▶ [What this task involves] Some lines in the material below hold the word "text". Copy all of them.

▶ [Input records]
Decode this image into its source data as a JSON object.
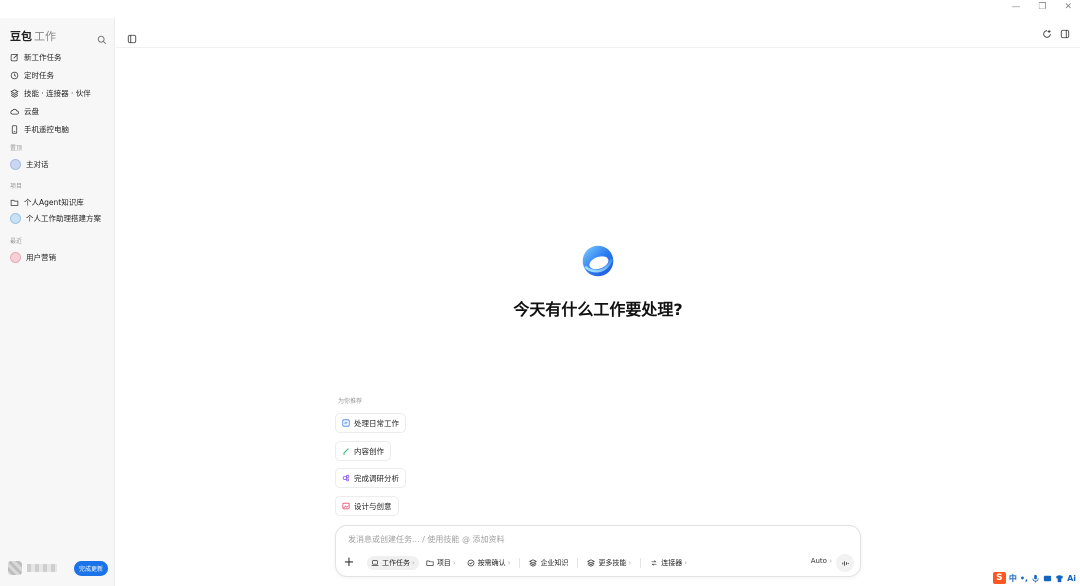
{
  "window": {
    "minimize": "—",
    "restore": "❐",
    "close": "✕"
  },
  "brand": {
    "name": "豆包",
    "sub": "工作"
  },
  "nav": [
    {
      "label": "新工作任务",
      "icon": "edit-icon"
    },
    {
      "label": "定时任务",
      "icon": "clock-icon"
    },
    {
      "label": "技能 · 连接器 · 伙伴",
      "icon": "skills-icon"
    },
    {
      "label": "云盘",
      "icon": "cloud-icon"
    },
    {
      "label": "手机遥控电脑",
      "icon": "phone-icon"
    }
  ],
  "sections": {
    "pinned": "置顶",
    "projects": "项目",
    "recent": "最近"
  },
  "pinned": [
    {
      "label": "主对话",
      "color": "#c9d7f2"
    }
  ],
  "projects": [
    {
      "label": "个人Agent知识库",
      "icon": "folder-icon"
    },
    {
      "label": "个人工作助理搭建方案",
      "color": "#c9e0f5"
    }
  ],
  "recent": [
    {
      "label": "用户营销",
      "color": "#f6d0d6"
    }
  ],
  "user": {
    "upgrade_label": "完成更新"
  },
  "main": {
    "greeting": "今天有什么工作要处理?"
  },
  "recommend": {
    "label": "为你推荐",
    "chips": [
      {
        "label": "处理日常工作",
        "color": "#3b7be8"
      },
      {
        "label": "内容创作",
        "color": "#2bb673"
      },
      {
        "label": "完成调研分析",
        "color": "#8a5cf6"
      },
      {
        "label": "设计与创意",
        "color": "#e8506f"
      }
    ]
  },
  "composer": {
    "placeholder": "发消息或创建任务... / 使用技能 @ 添加资料",
    "plus": "+",
    "tools": [
      {
        "label": "工作任务",
        "chevron": "›",
        "active": true
      },
      {
        "label": "项目",
        "chevron": "›"
      },
      {
        "label": "按需确认",
        "chevron": "›"
      },
      {
        "label": "企业知识",
        "chevron": ""
      },
      {
        "label": "更多技能",
        "chevron": "›"
      },
      {
        "label": "连接器",
        "chevron": "›"
      }
    ],
    "mode": "Auto",
    "mode_chevron": "›"
  },
  "ime": {
    "logo": "S",
    "lang": "中",
    "punct": "•,",
    "ai": "Ai"
  }
}
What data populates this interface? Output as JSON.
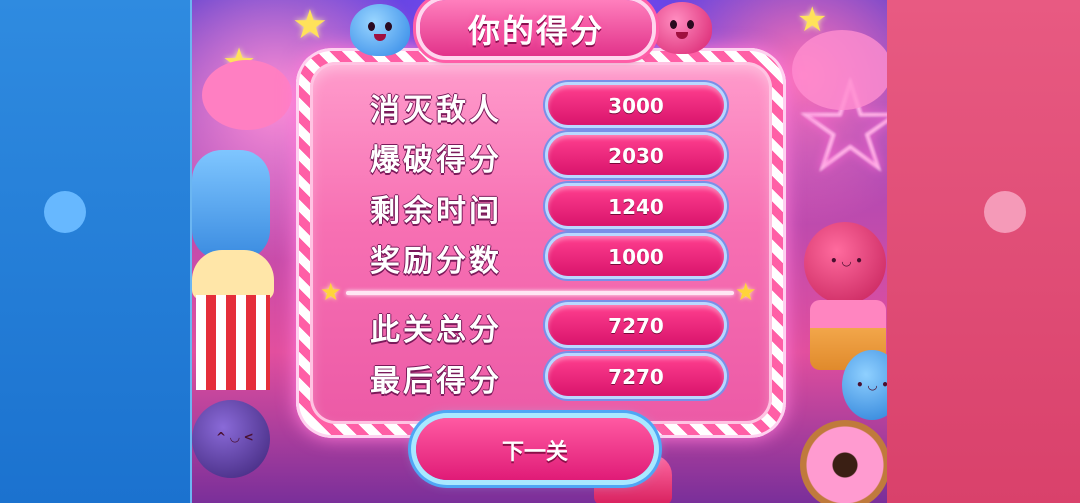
{
  "title": "你的得分",
  "score_rows": [
    {
      "label": "消灭敌人",
      "value": "3000"
    },
    {
      "label": "爆破得分",
      "value": "2030"
    },
    {
      "label": "剩余时间",
      "value": "1240"
    },
    {
      "label": "奖励分数",
      "value": "1000"
    }
  ],
  "total_rows": [
    {
      "label": "此关总分",
      "value": "7270"
    },
    {
      "label": "最后得分",
      "value": "7270"
    }
  ],
  "next_button": "下一关",
  "colors": {
    "left_bar": "#1b72cf",
    "right_bar": "#d9416b",
    "panel": "#f770b3",
    "pill": "#d9146c",
    "button_glow": "#4fa6f5"
  }
}
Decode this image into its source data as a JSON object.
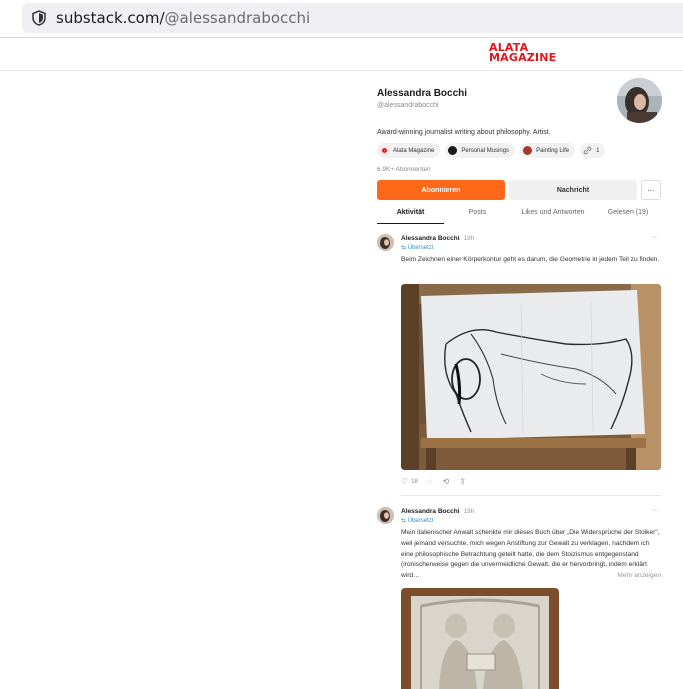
{
  "browser": {
    "url_host": "substack.com/",
    "url_path": "@alessandrabocchi"
  },
  "publication_logo": {
    "line1": "ALATA",
    "line2": "MAGAZINE",
    "color": "#e5151b"
  },
  "profile": {
    "name": "Alessandra Bocchi",
    "handle": "@alessandrabocchi",
    "bio": "Award-winning journalist writing about philosophy. Artist.",
    "publications": [
      {
        "label": "Alata Magazine",
        "icon": "alata-logo-icon"
      },
      {
        "label": "Personal Musings",
        "icon": "personal-musings-icon"
      },
      {
        "label": "Painting Life",
        "icon": "painting-life-icon"
      },
      {
        "label": "1",
        "icon": "link-icon"
      }
    ],
    "subscribers": "6.9K+ Abonnenten",
    "subscribe_label": "Abonnieren",
    "message_label": "Nachricht",
    "more_label": "···",
    "accent_color": "#ff6719"
  },
  "tabs": [
    {
      "label": "Aktivität",
      "active": true
    },
    {
      "label": "Posts",
      "active": false
    },
    {
      "label": "Likes und Antworten",
      "active": false
    },
    {
      "label": "Gelesen (19)",
      "active": false
    }
  ],
  "posts": [
    {
      "author": "Alessandra Bocchi",
      "time": "18h",
      "translated": "Übersetzt",
      "text": "Beim Zeichnen einer Körperkontur geht es darum, die Geometrie in jedem Teil zu finden.",
      "likes": "18",
      "image": "figure-drawing-on-easel"
    },
    {
      "author": "Alessandra Bocchi",
      "time": "19h",
      "translated": "Übersetzt",
      "text": "Mein italienischer Anwalt schenkte mir dieses Buch über „Die Widersprüche der Stoiker\", weil jemand versuchte, mich wegen Anstiftung zur Gewalt zu verklagen, nachdem ich eine philosophische Betrachtung geteilt hatte, die dem Stoizismus entgegenstand (ironischerweise gegen die unvermeidliche Gewalt, die er hervorbringt, indem erklärt wird…",
      "more_label": "Mehr anzeigen",
      "image": "marble-relief-book-cover"
    }
  ]
}
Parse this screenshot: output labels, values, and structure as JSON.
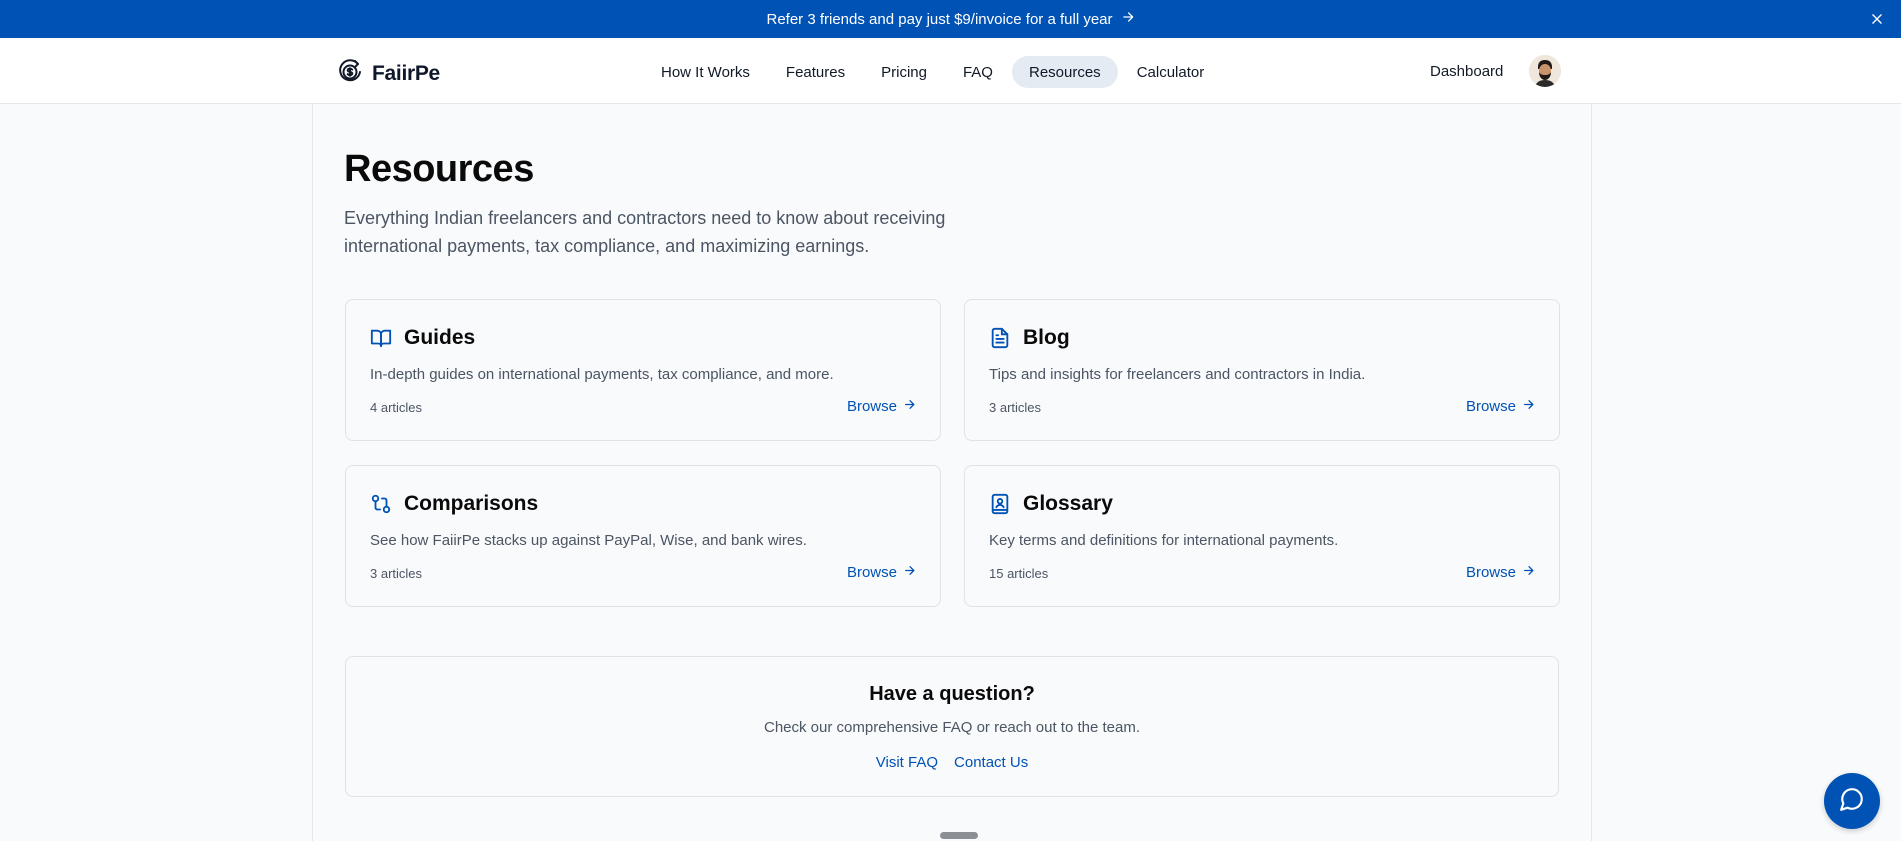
{
  "banner": {
    "text": "Refer 3 friends and pay just $9/invoice for a full year",
    "arrow": "→",
    "close_icon": "close-icon"
  },
  "brand": {
    "name": "FaiirPe",
    "logo_icon": "circular-rupee-coin-icon"
  },
  "nav": {
    "items": [
      {
        "label": "How It Works",
        "active": false
      },
      {
        "label": "Features",
        "active": false
      },
      {
        "label": "Pricing",
        "active": false
      },
      {
        "label": "FAQ",
        "active": false
      },
      {
        "label": "Resources",
        "active": true
      },
      {
        "label": "Calculator",
        "active": false
      }
    ],
    "dashboard": "Dashboard",
    "avatar_icon": "user-avatar"
  },
  "page": {
    "title": "Resources",
    "subtitle": "Everything Indian freelancers and contractors need to know about receiving international payments, tax compliance, and maximizing earnings."
  },
  "cards": [
    {
      "icon": "book-open-icon",
      "title": "Guides",
      "description": "In-depth guides on international payments, tax compliance, and more.",
      "count": "4 articles",
      "browse": "Browse"
    },
    {
      "icon": "file-text-icon",
      "title": "Blog",
      "description": "Tips and insights for freelancers and contractors in India.",
      "count": "3 articles",
      "browse": "Browse"
    },
    {
      "icon": "git-compare-icon",
      "title": "Comparisons",
      "description": "See how FaiirPe stacks up against PayPal, Wise, and bank wires.",
      "count": "3 articles",
      "browse": "Browse"
    },
    {
      "icon": "book-user-icon",
      "title": "Glossary",
      "description": "Key terms and definitions for international payments.",
      "count": "15 articles",
      "browse": "Browse"
    }
  ],
  "question": {
    "title": "Have a question?",
    "description": "Check our comprehensive FAQ or reach out to the team.",
    "faq_link": "Visit FAQ",
    "contact_link": "Contact Us"
  },
  "chat": {
    "icon": "chat-bubble-icon"
  },
  "colors": {
    "brand_blue": "#0052b4",
    "active_nav_bg": "#e5ebf3",
    "page_bg": "#f9fafc"
  }
}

▶ [Written answer]
      "text": "Beim Zeichnen einer Körperkontur geht es darum, die Geometrie in jedem Teil zu finden.",
      "text": "Mein italienischer Anwalt schenkte mir dieses Buch über „Die Widersprüche der Stoiker\", weil jemand versuchte, mich wegen Anstiftung zur Gewalt zu verklagen, nachdem ich eine philosophische Betrachtung geteilt hatte, die dem Stoizismus entgegenstand (ironischerweise gegen die unvermeidliche Gewalt, die er hervorbringt, indem erklärt wird…",
    "text": "Refer 3 friends and pay just $9/invoice for a full year",
      "icon": "file-text-icon",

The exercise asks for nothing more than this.